More river crossings for east London included in Boris Johnson's Infrastructure Plan
The London Mayor is looking at a "series of new river crossings" to the east of the City, alongside a proposed Silvertown Tunnel.
It was included in the London Infrastructure Plan revealed by Boris Johnson on Wednesday, which says £1.3trillion is needed to be spent by 2050 to cope with a major population increase.
The mayor will set up a London Infrastructure Delivery Board to focus on the growth.
Mr Johnson said: "This plan is a real wake up call to the stark needs that face London over the next half century.
"Infrastructure underpins everything we do and we all use it every day.
"Without a long term plan for investment and the political will to implement it, this city will falter."
The consultation document calls for "a series of new river crossings in East London beyond the proposed Silvertown tunnel to overcome the major barrier effect which constrains travel between Thamesmead, Belvedere, Barking Riverside and Rainham".
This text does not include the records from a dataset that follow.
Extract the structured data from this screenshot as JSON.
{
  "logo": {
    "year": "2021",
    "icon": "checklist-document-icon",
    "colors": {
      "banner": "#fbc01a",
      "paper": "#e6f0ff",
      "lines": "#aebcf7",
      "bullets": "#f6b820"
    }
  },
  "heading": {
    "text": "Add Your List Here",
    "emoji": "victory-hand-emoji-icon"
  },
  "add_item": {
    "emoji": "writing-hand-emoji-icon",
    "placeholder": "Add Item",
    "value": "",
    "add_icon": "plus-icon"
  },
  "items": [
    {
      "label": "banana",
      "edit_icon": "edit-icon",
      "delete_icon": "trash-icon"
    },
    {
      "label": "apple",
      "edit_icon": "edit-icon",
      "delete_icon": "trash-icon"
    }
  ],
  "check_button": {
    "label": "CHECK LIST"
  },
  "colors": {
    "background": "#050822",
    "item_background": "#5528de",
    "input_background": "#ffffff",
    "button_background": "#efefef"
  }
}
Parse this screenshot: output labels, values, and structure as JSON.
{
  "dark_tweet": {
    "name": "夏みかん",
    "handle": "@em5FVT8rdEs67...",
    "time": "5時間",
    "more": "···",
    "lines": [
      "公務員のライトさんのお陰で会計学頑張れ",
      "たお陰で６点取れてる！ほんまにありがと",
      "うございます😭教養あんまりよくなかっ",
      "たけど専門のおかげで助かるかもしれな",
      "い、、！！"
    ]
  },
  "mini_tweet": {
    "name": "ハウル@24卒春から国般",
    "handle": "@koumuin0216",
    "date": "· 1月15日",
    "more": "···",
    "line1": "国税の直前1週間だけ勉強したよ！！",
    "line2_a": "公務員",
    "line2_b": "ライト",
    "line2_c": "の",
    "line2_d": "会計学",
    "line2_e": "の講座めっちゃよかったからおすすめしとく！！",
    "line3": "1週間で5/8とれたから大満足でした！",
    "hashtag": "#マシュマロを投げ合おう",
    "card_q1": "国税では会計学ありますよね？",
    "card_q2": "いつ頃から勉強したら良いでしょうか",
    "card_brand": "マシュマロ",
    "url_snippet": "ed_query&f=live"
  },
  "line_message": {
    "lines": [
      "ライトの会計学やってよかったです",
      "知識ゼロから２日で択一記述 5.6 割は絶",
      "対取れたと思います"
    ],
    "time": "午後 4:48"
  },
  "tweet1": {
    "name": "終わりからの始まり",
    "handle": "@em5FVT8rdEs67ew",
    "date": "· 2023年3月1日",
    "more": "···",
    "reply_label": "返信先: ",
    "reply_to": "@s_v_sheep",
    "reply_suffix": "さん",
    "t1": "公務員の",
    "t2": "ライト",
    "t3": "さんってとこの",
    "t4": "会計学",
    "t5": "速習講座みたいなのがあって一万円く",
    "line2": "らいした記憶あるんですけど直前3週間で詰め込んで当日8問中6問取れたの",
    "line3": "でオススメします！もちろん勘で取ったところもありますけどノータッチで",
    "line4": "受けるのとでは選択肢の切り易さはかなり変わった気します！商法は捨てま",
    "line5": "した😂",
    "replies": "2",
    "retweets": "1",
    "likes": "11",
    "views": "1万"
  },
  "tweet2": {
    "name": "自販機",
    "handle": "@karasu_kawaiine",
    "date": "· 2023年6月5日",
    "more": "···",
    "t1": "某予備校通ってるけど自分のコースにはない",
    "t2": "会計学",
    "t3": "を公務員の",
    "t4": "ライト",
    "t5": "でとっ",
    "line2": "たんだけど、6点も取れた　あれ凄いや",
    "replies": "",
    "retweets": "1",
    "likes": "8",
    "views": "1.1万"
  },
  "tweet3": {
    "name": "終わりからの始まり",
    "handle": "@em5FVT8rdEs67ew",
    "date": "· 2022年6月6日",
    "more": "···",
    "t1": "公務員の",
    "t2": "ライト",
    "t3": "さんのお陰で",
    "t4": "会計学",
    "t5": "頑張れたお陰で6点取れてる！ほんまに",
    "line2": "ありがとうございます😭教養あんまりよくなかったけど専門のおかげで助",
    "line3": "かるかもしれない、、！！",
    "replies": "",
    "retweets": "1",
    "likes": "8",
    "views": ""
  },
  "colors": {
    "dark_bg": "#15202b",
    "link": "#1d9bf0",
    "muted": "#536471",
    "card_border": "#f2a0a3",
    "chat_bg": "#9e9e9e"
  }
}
The mayor and Transport for London have said the preferred choice for a crossing is a tunnel between Greenwich Peninsula and Silvertown.
However, the mayor's announcement on river crossings drew instant scepticism from political opponents.
They point out he tore up plans for a Gallions Reach crossing back in 2008 in one of his first decisions as mayor.
Labour Assembly Member Len Duvall told MayorWatch: "The plan cites the need for East-London river crossings, six years after he scrapped shovel-ready plans for one, and despite a cacophony of expert opposition, he continues to splurge taxpayer money lobbying for a Thames Estuary airport.
"For all his vision, Boris is in danger of stepping down in 2016 leaving behind a legacy of expensive vanity projects, rather than the world class infrastructure we're crying out for."
The London Chamber of Commerce has also been pushing for the mayor to bring back the scheme and last month released designs (below) of how a new east London bridge could look.
A consultation is currently being run by Transport for London into crossings in the east.
Friends of the Earth London campaigner, Jenny Bates, also criticised the mayor's announcement, which came just a day after he pledged to clamp down on air pollution through an increased tax on diesel.
"Boris Johnson says he's doing all he can to tackle poor air quality, but building new Thames road crossings in East London will generate more traffic, more congestion and more pollution," she said.
"Air pollution is a scandal that kills thousands of Londoners prematurely every year, and the capital is not due to meet EU legal limits until after 2030."